"Spanish Flea" was also covered by Trudy Pitts on her debut album Introducing the Fabulous Trudy Pitts (1967), by the Doodletown Pipers on The Doodletown Pipers Sing-along '67 (1967) and by Jean-Jacques Perrey and Gershon Kingsley on Kaleidoscopic Vibrations: Spotlight on the Moog, also recorded in 1967.

This is a brief yet important gag in White House Down. The song featured Alpert's trumpet over a Latin rhythm backing.

The song is best known from an instrumental version by Herb Alpert and the Tijuana Brass, released as a single and on their 1965 album Going Places. In the United States, the song is closely associated with the long-running game show The Dating Game, for which it served as the "Bachelor’s Theme".

e.g., The Dating Game theme song was taken from the titular piece, “Whipped Cream.” Tuesday night in the charming environs that are the Cafe Carlyle, Herb Alpert, accompanied by his wife, singer Lani Hall, entertained for more than 90 delightful minutes. Rather, he finds a relaxed but evocative interpretation of the music that enchants the listener.

Just like the room he was in, Herb has an elegant style. Lani Hall deconstructs a song so interestingly that you feel you are hearing a completely original version.

“I was thinking about just trying to survive.” He’s done that and more, providing the Latin-themed, smooth jazz soundtrack of the last 40 years. He even wrote the theme to “The Dating Game” TV show.

He will perform with his wife, Lani Hall, the former lead singer of Sergio Mendes’ Brasil 66; and a three-piece band, which allows them to improvise — something he couldn’t do with The Tijuana Brass.

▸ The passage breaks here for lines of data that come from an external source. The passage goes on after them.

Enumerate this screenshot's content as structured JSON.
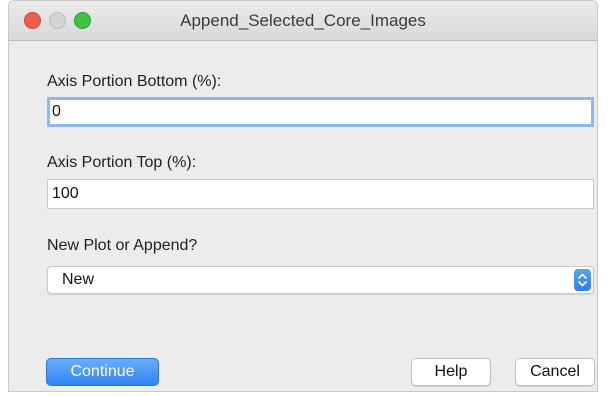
{
  "window": {
    "title": "Append_Selected_Core_Images"
  },
  "form": {
    "axis_bottom": {
      "label": "Axis Portion Bottom (%):",
      "value": "0"
    },
    "axis_top": {
      "label": "Axis Portion Top (%):",
      "value": "100"
    },
    "plot_mode": {
      "label": "New Plot or Append?",
      "selected": "New"
    }
  },
  "buttons": {
    "continue_label": "Continue",
    "help_label": "Help",
    "cancel_label": "Cancel"
  },
  "icons": {
    "close": "close-icon",
    "minimize": "minimize-icon",
    "zoom": "zoom-icon",
    "stepper": "up-down-chevron-icon"
  },
  "colors": {
    "accent": "#2f84f2",
    "focus_ring": "#8fb8ee",
    "close": "#ee5b52",
    "zoom": "#3fc14a"
  }
}
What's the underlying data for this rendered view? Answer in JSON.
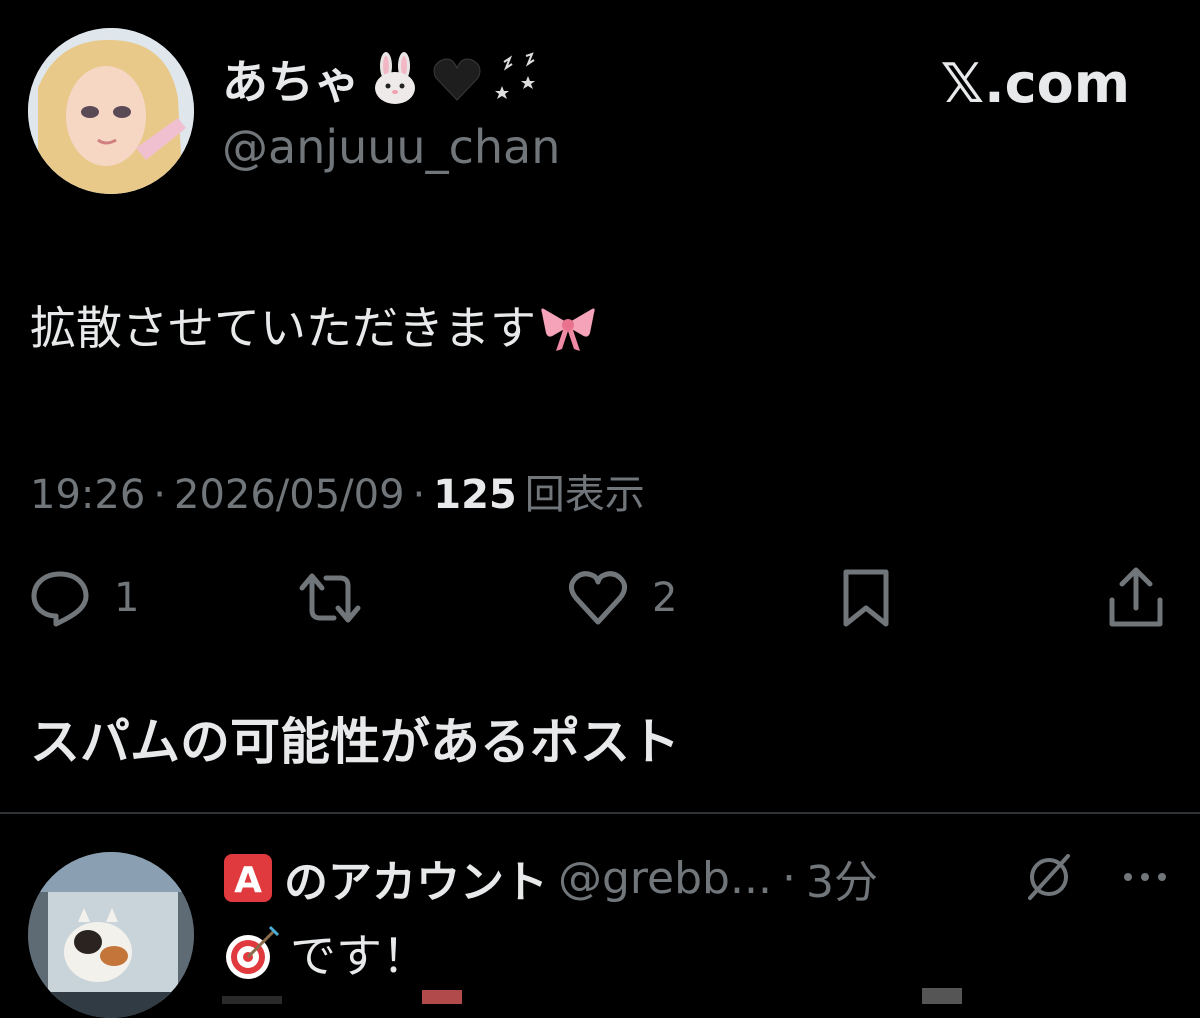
{
  "post": {
    "author": {
      "display_name": "あちゃ",
      "name_emojis": [
        "rabbit-face",
        "black-heart",
        "dizzy-sparkles"
      ],
      "handle": "@anjuuu_chan"
    },
    "brand": "𝕏.com",
    "text": "拡散させていただきます",
    "text_emoji": "pink-ribbon",
    "time": "19:26",
    "date": "2026/05/09",
    "views_count": "125",
    "views_label": "回表示",
    "separator": "·",
    "actions": {
      "reply_count": "1",
      "like_count": "2"
    }
  },
  "spam_section": {
    "heading": "スパムの可能性があるポスト"
  },
  "reply": {
    "badge": "A",
    "display_name": "のアカウント",
    "handle": "@grebb...",
    "separator": "·",
    "time": "3分",
    "text": "です！"
  },
  "colors": {
    "background": "#000000",
    "text_primary": "#e7e9ea",
    "text_secondary": "#71767b",
    "divider": "#2f3336",
    "badge_red": "#e0393e"
  }
}
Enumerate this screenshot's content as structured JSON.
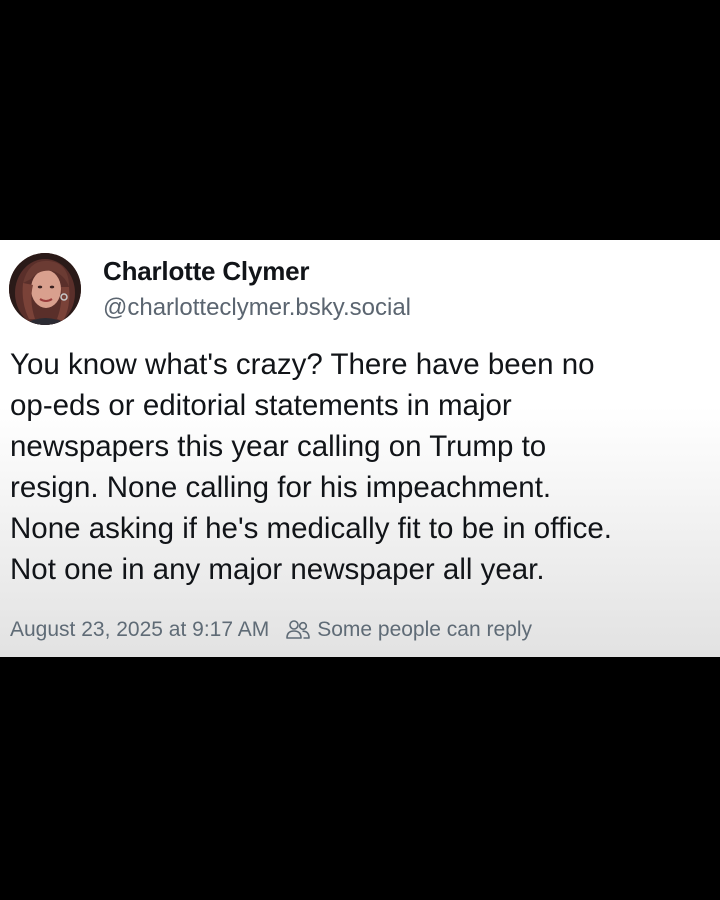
{
  "post": {
    "author": {
      "display_name": "Charlotte Clymer",
      "handle": "@charlotteclymer.bsky.social"
    },
    "body_lines": [
      "You know what's crazy? There have been no",
      "op-eds or editorial statements in major",
      "newspapers this year calling on Trump to",
      "resign. None calling for his impeachment.",
      "None asking if he's medically fit to be in office.",
      "Not one in any major newspaper all year."
    ],
    "timestamp": "August 23, 2025 at 9:17 AM",
    "reply_setting": "Some people can reply",
    "reply_icon": "people-icon"
  },
  "colors": {
    "background": "#000000",
    "card": "#ffffff",
    "text_primary": "#111418",
    "text_secondary": "#5b6570"
  }
}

And then there is “This Guy’s in Love With You,” the 1968 hit that marked Alpert’s first time letting go of his signature trumpet and carrying an entire tune on his own. “The director asked me to sing a song because he was tired of photographing me with a trumpet in my mouth,” Alpert recalled the other day.